Listed records below:
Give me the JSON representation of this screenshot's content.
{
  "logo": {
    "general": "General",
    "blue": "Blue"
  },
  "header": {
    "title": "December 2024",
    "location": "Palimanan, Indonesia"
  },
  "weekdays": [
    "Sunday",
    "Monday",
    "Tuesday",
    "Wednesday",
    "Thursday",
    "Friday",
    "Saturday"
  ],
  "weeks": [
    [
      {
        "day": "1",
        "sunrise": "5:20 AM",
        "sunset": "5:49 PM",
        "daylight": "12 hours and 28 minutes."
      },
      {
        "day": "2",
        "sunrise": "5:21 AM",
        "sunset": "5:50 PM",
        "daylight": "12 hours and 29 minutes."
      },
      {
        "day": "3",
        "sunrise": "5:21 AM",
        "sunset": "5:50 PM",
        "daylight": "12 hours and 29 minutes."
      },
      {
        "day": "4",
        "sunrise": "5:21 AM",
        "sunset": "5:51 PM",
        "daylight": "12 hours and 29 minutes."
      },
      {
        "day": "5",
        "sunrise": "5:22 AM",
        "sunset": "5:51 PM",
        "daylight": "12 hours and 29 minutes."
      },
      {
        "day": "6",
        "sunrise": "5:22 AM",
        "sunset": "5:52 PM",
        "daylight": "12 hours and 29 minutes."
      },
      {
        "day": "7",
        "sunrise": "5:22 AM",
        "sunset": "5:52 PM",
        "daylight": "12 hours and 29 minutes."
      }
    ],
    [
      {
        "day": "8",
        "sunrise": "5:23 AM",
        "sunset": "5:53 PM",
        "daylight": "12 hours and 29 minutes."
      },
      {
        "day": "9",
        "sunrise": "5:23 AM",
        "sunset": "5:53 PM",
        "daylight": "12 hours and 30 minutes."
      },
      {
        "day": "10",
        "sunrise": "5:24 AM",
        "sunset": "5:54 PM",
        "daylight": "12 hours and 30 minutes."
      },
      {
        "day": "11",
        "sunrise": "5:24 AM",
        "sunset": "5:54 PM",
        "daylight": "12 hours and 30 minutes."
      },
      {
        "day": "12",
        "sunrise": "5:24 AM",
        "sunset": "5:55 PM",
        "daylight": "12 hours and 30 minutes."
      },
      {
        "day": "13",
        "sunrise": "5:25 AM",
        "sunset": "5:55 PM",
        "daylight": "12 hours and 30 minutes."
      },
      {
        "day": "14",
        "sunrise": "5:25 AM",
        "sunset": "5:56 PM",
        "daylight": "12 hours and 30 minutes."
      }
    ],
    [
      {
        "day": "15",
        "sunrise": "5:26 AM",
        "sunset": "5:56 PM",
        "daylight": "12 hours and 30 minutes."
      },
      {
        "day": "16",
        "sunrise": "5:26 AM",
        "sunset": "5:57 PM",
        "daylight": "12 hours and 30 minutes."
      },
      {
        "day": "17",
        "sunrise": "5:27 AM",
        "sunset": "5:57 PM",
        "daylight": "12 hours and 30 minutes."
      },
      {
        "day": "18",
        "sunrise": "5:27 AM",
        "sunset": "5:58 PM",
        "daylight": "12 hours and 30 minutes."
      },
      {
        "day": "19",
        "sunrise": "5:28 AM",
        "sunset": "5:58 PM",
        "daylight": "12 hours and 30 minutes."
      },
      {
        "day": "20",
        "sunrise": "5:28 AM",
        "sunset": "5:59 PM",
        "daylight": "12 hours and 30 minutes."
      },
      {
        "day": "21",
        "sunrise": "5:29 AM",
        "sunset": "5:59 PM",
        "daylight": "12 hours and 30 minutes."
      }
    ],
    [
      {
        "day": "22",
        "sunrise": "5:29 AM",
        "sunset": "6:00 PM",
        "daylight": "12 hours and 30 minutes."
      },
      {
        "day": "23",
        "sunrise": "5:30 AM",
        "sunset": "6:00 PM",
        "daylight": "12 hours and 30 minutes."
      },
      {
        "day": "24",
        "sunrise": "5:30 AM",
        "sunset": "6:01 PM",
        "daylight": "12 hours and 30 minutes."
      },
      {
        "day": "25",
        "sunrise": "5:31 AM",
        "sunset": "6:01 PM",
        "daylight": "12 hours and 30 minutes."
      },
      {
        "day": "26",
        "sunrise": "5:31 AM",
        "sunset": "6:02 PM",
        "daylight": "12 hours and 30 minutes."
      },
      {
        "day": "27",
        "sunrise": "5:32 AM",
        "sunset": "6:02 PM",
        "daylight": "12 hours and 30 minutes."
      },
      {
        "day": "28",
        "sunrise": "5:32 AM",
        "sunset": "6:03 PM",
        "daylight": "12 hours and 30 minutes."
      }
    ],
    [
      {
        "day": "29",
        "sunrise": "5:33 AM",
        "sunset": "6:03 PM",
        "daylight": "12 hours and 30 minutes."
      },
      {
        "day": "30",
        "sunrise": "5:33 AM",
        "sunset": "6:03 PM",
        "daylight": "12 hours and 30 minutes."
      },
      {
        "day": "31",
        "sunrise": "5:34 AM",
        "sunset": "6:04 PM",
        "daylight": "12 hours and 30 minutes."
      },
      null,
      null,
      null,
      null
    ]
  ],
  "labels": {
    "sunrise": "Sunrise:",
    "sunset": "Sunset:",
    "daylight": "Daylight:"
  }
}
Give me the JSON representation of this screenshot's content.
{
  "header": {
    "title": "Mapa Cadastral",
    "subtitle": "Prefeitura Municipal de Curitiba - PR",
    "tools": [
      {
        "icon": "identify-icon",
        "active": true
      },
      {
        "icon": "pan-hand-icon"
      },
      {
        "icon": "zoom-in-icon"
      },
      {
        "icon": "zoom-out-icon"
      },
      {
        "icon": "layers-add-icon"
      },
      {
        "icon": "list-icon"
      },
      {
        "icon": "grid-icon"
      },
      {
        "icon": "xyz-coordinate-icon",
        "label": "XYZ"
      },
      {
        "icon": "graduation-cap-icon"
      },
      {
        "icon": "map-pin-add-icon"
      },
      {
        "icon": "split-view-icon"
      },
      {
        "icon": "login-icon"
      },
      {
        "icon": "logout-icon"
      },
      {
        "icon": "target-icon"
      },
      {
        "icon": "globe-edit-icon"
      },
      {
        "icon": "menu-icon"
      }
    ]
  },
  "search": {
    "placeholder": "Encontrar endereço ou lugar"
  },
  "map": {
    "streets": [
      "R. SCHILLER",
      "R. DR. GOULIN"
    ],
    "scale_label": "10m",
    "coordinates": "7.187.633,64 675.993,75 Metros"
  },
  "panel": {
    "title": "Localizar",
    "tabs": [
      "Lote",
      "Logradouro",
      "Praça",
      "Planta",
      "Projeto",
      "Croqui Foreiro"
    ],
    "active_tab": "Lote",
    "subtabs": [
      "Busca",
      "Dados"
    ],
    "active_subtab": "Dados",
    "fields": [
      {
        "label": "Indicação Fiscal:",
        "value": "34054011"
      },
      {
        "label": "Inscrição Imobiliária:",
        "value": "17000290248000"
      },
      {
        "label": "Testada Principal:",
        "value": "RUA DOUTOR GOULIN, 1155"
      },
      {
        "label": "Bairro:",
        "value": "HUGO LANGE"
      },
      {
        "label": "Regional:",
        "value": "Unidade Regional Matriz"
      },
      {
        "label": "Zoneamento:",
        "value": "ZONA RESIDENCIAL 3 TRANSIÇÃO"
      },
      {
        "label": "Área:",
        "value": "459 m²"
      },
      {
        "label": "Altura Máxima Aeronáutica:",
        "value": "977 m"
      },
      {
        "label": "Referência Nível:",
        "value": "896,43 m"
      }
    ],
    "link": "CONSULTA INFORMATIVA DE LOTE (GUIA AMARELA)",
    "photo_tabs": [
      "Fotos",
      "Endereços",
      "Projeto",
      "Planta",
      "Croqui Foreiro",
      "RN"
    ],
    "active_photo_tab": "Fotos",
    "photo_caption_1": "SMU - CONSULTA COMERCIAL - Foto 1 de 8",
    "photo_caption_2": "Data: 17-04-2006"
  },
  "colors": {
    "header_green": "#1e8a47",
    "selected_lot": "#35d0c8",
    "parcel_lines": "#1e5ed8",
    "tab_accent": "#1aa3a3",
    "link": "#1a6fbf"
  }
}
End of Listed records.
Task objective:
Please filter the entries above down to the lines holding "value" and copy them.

Task response:
        "value": "34054011"
        "value": "17000290248000"
        "value": "RUA DOUTOR GOULIN, 1155"
        "value": "HUGO LANGE"
        "value": "Unidade Regional Matriz"
        "value": "ZONA RESIDENCIAL 3 TRANSIÇÃO"
        "value": "459 m²"
        "value": "977 m"
        "value": "896,43 m"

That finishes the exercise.